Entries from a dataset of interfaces
:::::
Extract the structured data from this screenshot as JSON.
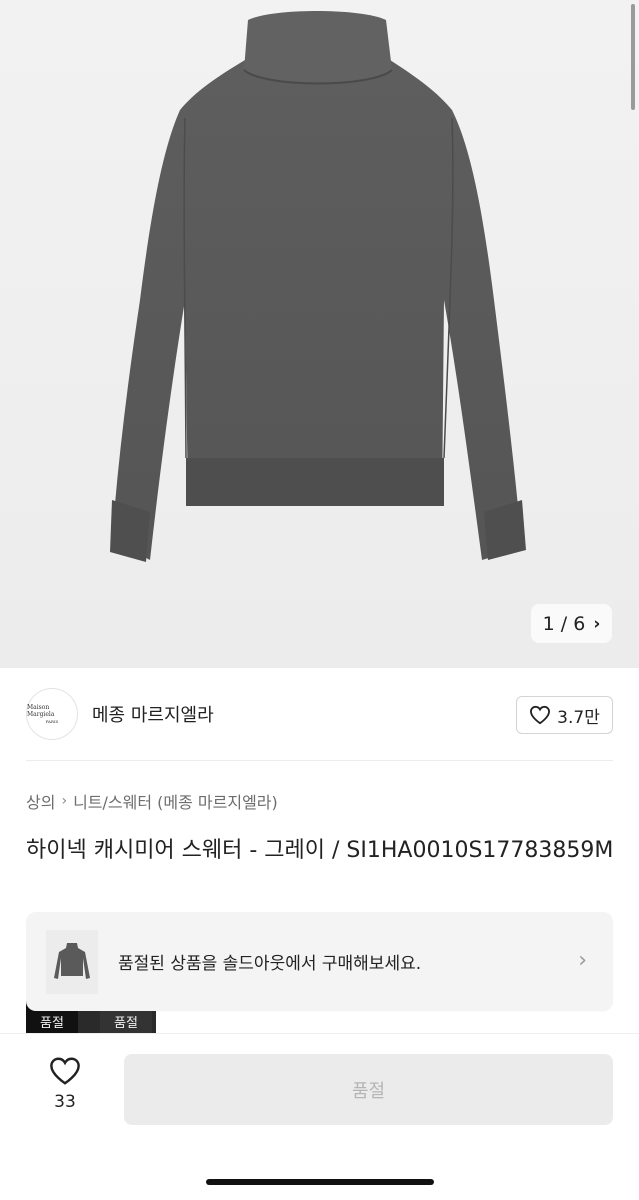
{
  "gallery": {
    "current": "1",
    "separator": "/",
    "total": "6",
    "image_icon": "sweater-photo"
  },
  "brand": {
    "logo_text": "Maison Margiela",
    "logo_sub": "PARIS",
    "name": "메종 마르지엘라",
    "like_count": "3.7만"
  },
  "breadcrumb": {
    "level1": "상의",
    "level2": "니트/스웨터 (메종 마르지엘라)"
  },
  "product": {
    "title": "하이넥 캐시미어 스웨터 - 그레이 / SI1HA0010S17783859M"
  },
  "thumbnails_peek": {
    "label1": "품절",
    "label2": "품절"
  },
  "soldout_banner": {
    "text": "품절된 상품을 솔드아웃에서 구매해보세요."
  },
  "bottom": {
    "wish_count": "33",
    "buy_label": "품절"
  },
  "colors": {
    "sweater": "#5a5a5a",
    "hero_bg": "#efefef",
    "button_disabled": "#ebebeb"
  }
}
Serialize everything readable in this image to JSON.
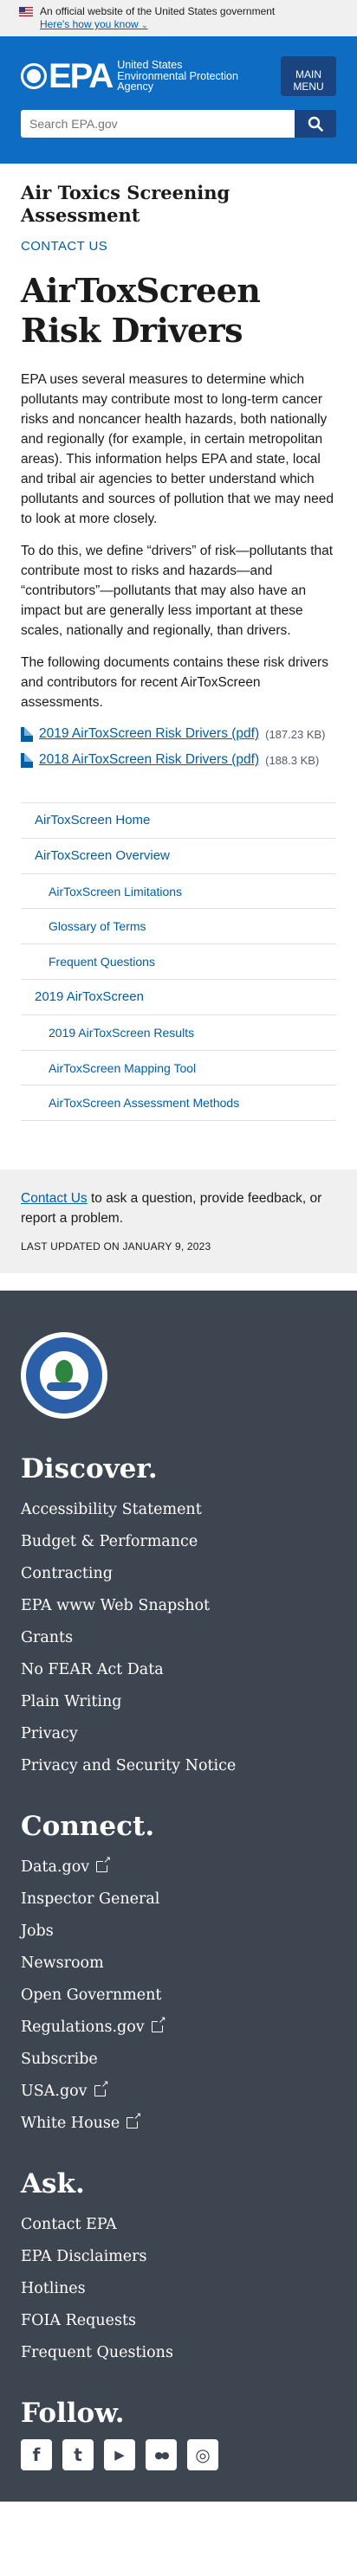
{
  "gov_banner": {
    "text": "An official website of the United States government",
    "how_link": "Here's how you know",
    "chevron": "⌄"
  },
  "header": {
    "logo_text": "EPA",
    "logo_subtext": "United States Environmental Protection Agency",
    "menu_line1": "MAIN",
    "menu_line2": "MENU",
    "search_placeholder": "Search EPA.gov",
    "search_icon": "search-icon"
  },
  "main": {
    "collection_title": "Air Toxics Screening Assessment",
    "contact_us": "CONTACT US",
    "title": "AirToxScreen Risk Drivers",
    "paragraphs": [
      "EPA uses several measures to determine which pollutants may contribute most to long-term cancer risks and noncancer health hazards, both nationally and regionally (for example, in certain metropolitan areas). This information helps EPA and state, local and tribal air agencies to better understand which pollutants and sources of pollution that we may need to look at more closely.",
      "To do this, we define “drivers” of risk—pollutants that contribute most to risks and hazards—and “contributors”—pollutants that may also have an impact but are generally less important at these scales, nationally and regionally, than drivers.",
      "The following documents contains these risk drivers and contributors for recent AirToxScreen assessments."
    ],
    "documents": [
      {
        "label": "2019 AirToxScreen Risk Drivers (pdf)",
        "size": "(187.23 KB)"
      },
      {
        "label": "2018 AirToxScreen Risk Drivers (pdf)",
        "size": "(188.3 KB)"
      }
    ]
  },
  "sidenav": [
    {
      "label": "AirToxScreen Home",
      "level": 1
    },
    {
      "label": "AirToxScreen Overview",
      "level": 1
    },
    {
      "label": "AirToxScreen Limitations",
      "level": 2
    },
    {
      "label": "Glossary of Terms",
      "level": 2
    },
    {
      "label": "Frequent Questions",
      "level": 2
    },
    {
      "label": "2019 AirToxScreen",
      "level": 1
    },
    {
      "label": "2019 AirToxScreen Results",
      "level": 2
    },
    {
      "label": "AirToxScreen Mapping Tool",
      "level": 2
    },
    {
      "label": "AirToxScreen Assessment Methods",
      "level": 2
    }
  ],
  "contact_band": {
    "link": "Contact Us",
    "text": " to ask a question, provide feedback, or report a problem.",
    "last_updated": "LAST UPDATED ON JANUARY 9, 2023"
  },
  "footer": {
    "seal_label": "UNITED STATES ENVIRONMENTAL PROTECTION AGENCY",
    "discover": {
      "heading": "Discover.",
      "links": [
        "Accessibility Statement",
        "Budget & Performance",
        "Contracting",
        "EPA www Web Snapshot",
        "Grants",
        "No FEAR Act Data",
        "Plain Writing",
        "Privacy",
        "Privacy and Security Notice"
      ]
    },
    "connect": {
      "heading": "Connect.",
      "links": [
        {
          "label": "Data.gov",
          "external": true
        },
        {
          "label": "Inspector General",
          "external": false
        },
        {
          "label": "Jobs",
          "external": false
        },
        {
          "label": "Newsroom",
          "external": false
        },
        {
          "label": "Open Government",
          "external": false
        },
        {
          "label": "Regulations.gov",
          "external": true
        },
        {
          "label": "Subscribe",
          "external": false
        },
        {
          "label": "USA.gov",
          "external": true
        },
        {
          "label": "White House",
          "external": true
        }
      ]
    },
    "ask": {
      "heading": "Ask.",
      "links": [
        "Contact EPA",
        "EPA Disclaimers",
        "Hotlines",
        "FOIA Requests",
        "Frequent Questions"
      ]
    },
    "follow": {
      "heading": "Follow.",
      "icons": [
        {
          "name": "facebook-icon",
          "glyph": "f"
        },
        {
          "name": "twitter-icon",
          "glyph": "t"
        },
        {
          "name": "youtube-icon",
          "glyph": "▶"
        },
        {
          "name": "flickr-icon",
          "glyph": "●●"
        },
        {
          "name": "instagram-icon",
          "glyph": "◎"
        }
      ]
    }
  },
  "colors": {
    "header_blue": "#0e6cc2",
    "navy": "#1a4480",
    "link": "#005ea2",
    "footer_bg": "#3d4551",
    "band_bg": "#f0f0f0"
  }
}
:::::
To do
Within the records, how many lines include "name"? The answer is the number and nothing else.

Answer below
6